The rest of this article is only available to active members of Questia

Already a member? Log in now.

Notes for this article

Add a new note
If you are trying to select text to create highlights or citations, remember that you must now click or tap on the first word, and then click or tap on the last word.
One moment ...
Default project is now your active project.
Project items

Items saved from this article

This article has been saved
Highlights (0)
Some of your highlights are legacy items.

Highlights saved before July 30, 2012 will not be displayed on their respective source pages.

You can easily re-create the highlights by opening the book page or article, selecting the text, and clicking “Highlight.”

Citations (0)
Some of your citations are legacy items.

Any citation created before July 30, 2012 will labeled as a “Cited page.” New citations will be saved as cited passages, pages or articles.

We also added the ability to view new citations from your projects or the book or article where you created them.

Notes (0)
Bookmarks (0)

You have no saved items from this article

Project items include:
  • Saved book/article
  • Highlights
  • Quotes/citations
  • Notes
  • Bookmarks
Notes
Cite this article

Cited article

Style
Citations are available only to our active members.
Buy instant access to cite pages or passages in MLA, APA and Chicago citation styles.

(Einhorn, 1992, p. 25)

(Einhorn 25)

1. Lois J. Einhorn, Abraham Lincoln, the Orator: Penetrating the Lincoln Legend (Westport, CT: Greenwood Press, 1992), 25, http://www.questia.com/read/27419298.

Cited article

The Citizen-Focused Account of the State
Settings

Settings

Typeface
Text size Smaller Larger Reset View mode
Search within

Search within this article

Look up

Look up a word

  • Dictionary
  • Thesaurus
Please submit a word or phrase above.
Print this page

Print this page

Why can't I print more than one page at a time?

Help
Full screen

matching results for page

    Questia reader help

    How to highlight and cite specific passages

    1. Click or tap the first word you want to select.
    2. Click or tap the last word you want to select, and you’ll see everything in between get selected.
    3. You’ll then get a menu of options like creating a highlight or a citation from that passage of text.

    OK, got it!

    Cited passage

    Style
    Citations are available only to our active members.
    Buy instant access to cite pages or passages in MLA, APA and Chicago citation styles.

    "Portraying himself as an honest, ordinary person helped Lincoln identify with his audiences." (Einhorn, 1992, p. 25).

    "Portraying himself as an honest, ordinary person helped Lincoln identify with his audiences." (Einhorn 25)

    "Portraying himself as an honest, ordinary person helped Lincoln identify with his audiences."1

    1. Lois J. Einhorn, Abraham Lincoln, the Orator: Penetrating the Lincoln Legend (Westport, CT: Greenwood Press, 1992), 25, http://www.questia.com/read/27419298.

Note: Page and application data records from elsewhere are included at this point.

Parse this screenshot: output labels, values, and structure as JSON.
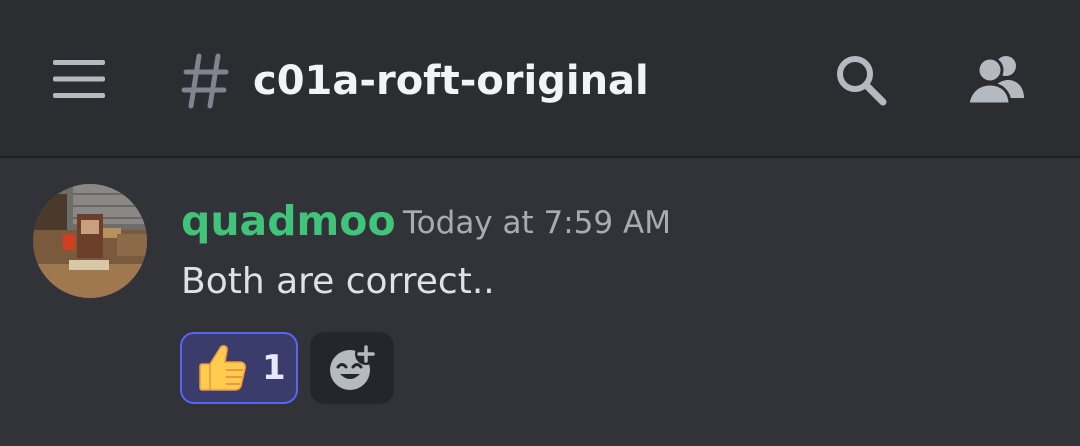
{
  "header": {
    "channel_name": "c01a-roft-original",
    "icons": {
      "menu": "hamburger-menu-icon",
      "channel": "hash-icon",
      "search": "search-icon",
      "members": "members-icon"
    }
  },
  "message": {
    "username": "quadmoo",
    "timestamp": "Today at 7:59 AM",
    "content": "Both are correct..",
    "reactions": [
      {
        "emoji": "thumbs-up",
        "count": "1",
        "selected": true
      }
    ],
    "add_reaction_icon": "add-reaction-icon"
  },
  "colors": {
    "header_bg": "#2b2d31",
    "chat_bg": "#313338",
    "username": "#3fc47a",
    "timestamp": "#a8abb3",
    "reaction_border": "#5865f2"
  }
}
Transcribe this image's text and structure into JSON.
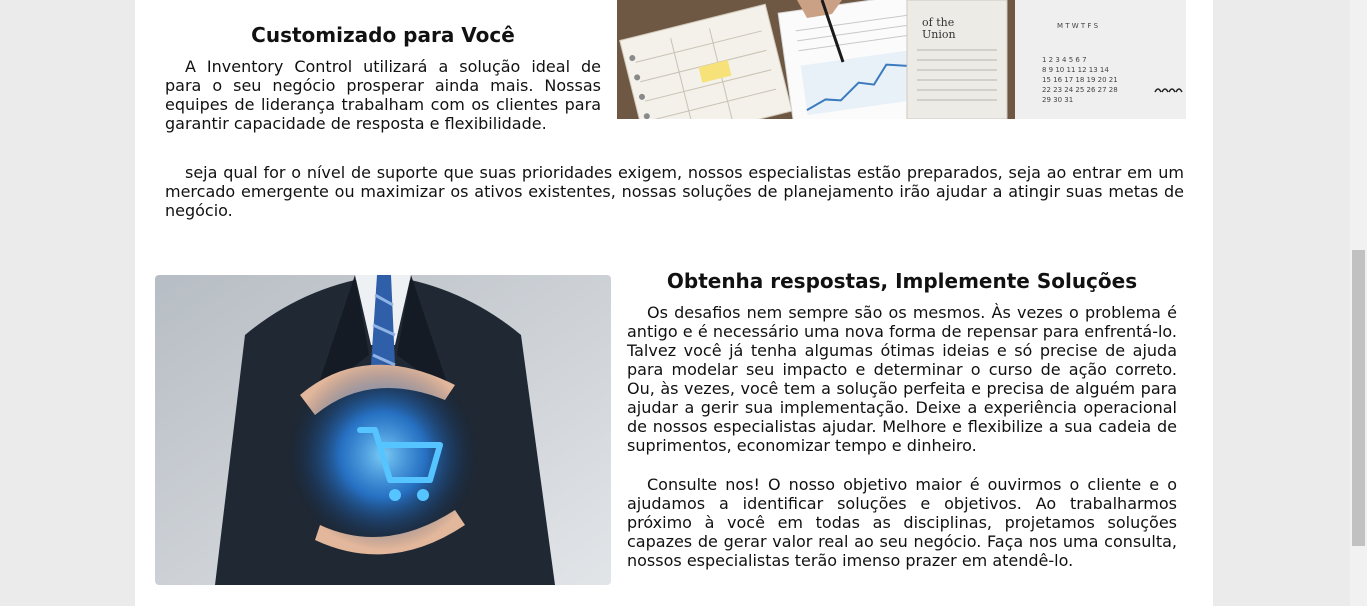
{
  "section1": {
    "title": "Customizado para Você",
    "text": "A Inventory Control utilizará a solução ideal de para o seu negócio prosperar ainda mais. Nossas equipes de liderança trabalham com os clientes para garantir capacidade de resposta e flexibilidade.",
    "image": {
      "description_icon": "business-charts-photo",
      "printed_text": [
        "of the",
        "Union"
      ]
    }
  },
  "wide_paragraph": "seja qual for o nível de suporte que suas prioridades exigem, nossos especialistas estão preparados, seja ao entrar em um mercado emergente ou maximizar os ativos existentes, nossas soluções de planejamento irão ajudar a atingir suas metas de negócio.",
  "section2": {
    "title": "Obtenha respostas, Implemente Soluções",
    "paragraph1": "Os desafios nem sempre são os mesmos. Às vezes o problema é antigo e é necessário uma nova forma de repensar para enfrentá-lo. Talvez você já tenha algumas ótimas ideias e só precise de ajuda para modelar seu impacto e determinar o curso de ação correto. Ou, às vezes, você tem a solução perfeita e precisa de alguém para ajudar a gerir sua implementação. Deixe a experiência operacional de nossos especialistas ajudar. Melhore e flexibilize a sua cadeia de suprimentos, economizar tempo e dinheiro.",
    "paragraph2": "Consulte nos! O nosso objetivo maior é ouvirmos o cliente e o ajudamos a identificar soluções e objetivos. Ao trabalharmos próximo à você em todas as disciplinas, projetamos soluções capazes de gerar valor real ao seu negócio. Faça nos uma consulta, nossos especialistas terão imenso prazer em atendê-lo.",
    "image": {
      "description_icon": "businessman-cart-photo"
    }
  },
  "colors": {
    "page_bg": "#ebebeb",
    "content_bg": "#ffffff",
    "text": "#111111",
    "cart_glow": "#2a8fff"
  }
}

    Cited passage

    Thanks for trying Questia!

    Please continue trying out our research tools, but please note, full functionality is available only to our active members.

    Your work will be lost once you leave this Web page.

    Buy instant access to save your work.

    Already a member? Log in now.

    Author Advanced search

    Oops!

    An unknown error has occurred. Please click the button below to reload the page. If the problem persists, please try again in a little while.